**TASK OBJECTIVE**
Report the count of lines in the entries below that contain "Rohteillänge", and leave out everything else.

DATA FOR ANALYSIS below:

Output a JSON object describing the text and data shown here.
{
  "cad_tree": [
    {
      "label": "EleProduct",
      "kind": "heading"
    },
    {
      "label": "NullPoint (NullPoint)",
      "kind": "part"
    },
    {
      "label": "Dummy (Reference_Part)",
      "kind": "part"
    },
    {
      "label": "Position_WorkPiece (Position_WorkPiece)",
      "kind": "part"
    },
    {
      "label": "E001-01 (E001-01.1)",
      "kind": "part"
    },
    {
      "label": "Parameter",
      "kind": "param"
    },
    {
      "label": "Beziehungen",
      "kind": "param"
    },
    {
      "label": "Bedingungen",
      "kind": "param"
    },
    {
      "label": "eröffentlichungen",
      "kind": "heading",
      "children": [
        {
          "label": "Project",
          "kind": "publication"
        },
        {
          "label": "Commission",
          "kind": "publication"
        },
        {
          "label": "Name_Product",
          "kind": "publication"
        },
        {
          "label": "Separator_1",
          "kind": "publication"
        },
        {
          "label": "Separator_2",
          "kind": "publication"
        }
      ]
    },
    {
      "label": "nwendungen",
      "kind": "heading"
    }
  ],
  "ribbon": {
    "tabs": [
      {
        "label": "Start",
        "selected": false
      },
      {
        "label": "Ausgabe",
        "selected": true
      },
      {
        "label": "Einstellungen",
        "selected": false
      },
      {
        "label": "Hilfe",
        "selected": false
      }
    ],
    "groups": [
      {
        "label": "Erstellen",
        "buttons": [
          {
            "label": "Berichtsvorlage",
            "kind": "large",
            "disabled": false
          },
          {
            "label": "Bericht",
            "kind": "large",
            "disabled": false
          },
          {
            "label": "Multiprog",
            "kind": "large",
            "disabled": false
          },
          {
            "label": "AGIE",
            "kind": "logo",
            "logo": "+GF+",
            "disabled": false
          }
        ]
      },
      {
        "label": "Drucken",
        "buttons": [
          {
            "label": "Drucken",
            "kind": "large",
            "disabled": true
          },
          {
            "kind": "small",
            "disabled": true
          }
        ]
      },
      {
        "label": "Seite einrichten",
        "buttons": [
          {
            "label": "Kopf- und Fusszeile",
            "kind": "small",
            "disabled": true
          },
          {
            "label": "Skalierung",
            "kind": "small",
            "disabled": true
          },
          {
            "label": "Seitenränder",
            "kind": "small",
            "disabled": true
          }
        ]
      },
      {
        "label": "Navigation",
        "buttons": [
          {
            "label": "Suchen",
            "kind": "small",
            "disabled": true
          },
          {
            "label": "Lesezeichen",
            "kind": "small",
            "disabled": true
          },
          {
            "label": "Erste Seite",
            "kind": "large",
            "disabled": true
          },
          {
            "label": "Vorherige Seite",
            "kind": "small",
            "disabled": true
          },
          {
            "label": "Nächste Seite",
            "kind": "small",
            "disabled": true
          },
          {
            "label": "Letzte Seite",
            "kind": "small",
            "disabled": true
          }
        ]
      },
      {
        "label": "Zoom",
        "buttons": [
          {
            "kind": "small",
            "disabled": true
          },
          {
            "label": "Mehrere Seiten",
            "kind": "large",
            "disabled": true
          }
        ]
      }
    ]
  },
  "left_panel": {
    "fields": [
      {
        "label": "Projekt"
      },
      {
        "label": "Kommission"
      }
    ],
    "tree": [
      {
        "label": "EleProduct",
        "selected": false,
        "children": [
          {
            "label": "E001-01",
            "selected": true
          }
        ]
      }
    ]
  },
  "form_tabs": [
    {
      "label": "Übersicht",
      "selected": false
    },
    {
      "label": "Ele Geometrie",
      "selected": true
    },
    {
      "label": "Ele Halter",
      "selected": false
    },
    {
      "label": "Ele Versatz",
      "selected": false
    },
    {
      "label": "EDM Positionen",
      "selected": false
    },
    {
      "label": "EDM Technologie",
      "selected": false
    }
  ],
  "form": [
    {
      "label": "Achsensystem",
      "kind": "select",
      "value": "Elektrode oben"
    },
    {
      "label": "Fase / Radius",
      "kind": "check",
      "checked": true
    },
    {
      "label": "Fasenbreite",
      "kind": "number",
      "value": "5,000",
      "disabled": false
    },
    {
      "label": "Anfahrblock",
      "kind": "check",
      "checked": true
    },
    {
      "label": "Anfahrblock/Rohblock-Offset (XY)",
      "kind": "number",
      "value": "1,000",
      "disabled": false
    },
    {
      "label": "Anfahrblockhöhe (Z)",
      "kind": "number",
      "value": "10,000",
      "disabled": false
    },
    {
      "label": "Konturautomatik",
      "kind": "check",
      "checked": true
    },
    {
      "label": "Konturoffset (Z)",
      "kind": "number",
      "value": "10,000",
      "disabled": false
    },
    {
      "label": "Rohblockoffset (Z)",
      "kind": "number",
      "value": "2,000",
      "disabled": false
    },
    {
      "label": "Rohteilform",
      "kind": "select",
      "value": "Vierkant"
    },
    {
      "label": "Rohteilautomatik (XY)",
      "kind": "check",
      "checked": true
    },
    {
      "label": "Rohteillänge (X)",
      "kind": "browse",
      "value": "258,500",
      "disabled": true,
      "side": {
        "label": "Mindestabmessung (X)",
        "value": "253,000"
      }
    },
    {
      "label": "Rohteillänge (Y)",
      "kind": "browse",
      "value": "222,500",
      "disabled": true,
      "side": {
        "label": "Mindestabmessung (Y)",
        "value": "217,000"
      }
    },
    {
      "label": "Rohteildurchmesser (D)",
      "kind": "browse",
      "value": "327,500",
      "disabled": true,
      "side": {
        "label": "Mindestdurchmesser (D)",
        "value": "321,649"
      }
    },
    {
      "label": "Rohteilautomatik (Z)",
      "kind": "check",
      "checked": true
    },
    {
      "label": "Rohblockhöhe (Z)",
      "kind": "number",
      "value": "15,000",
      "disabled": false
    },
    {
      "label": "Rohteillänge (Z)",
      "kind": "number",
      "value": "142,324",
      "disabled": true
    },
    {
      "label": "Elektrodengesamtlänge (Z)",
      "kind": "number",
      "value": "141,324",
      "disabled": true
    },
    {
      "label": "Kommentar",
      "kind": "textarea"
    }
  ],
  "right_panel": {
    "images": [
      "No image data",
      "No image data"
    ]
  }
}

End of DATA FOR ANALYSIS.

**SOLVED PROBLEM**
3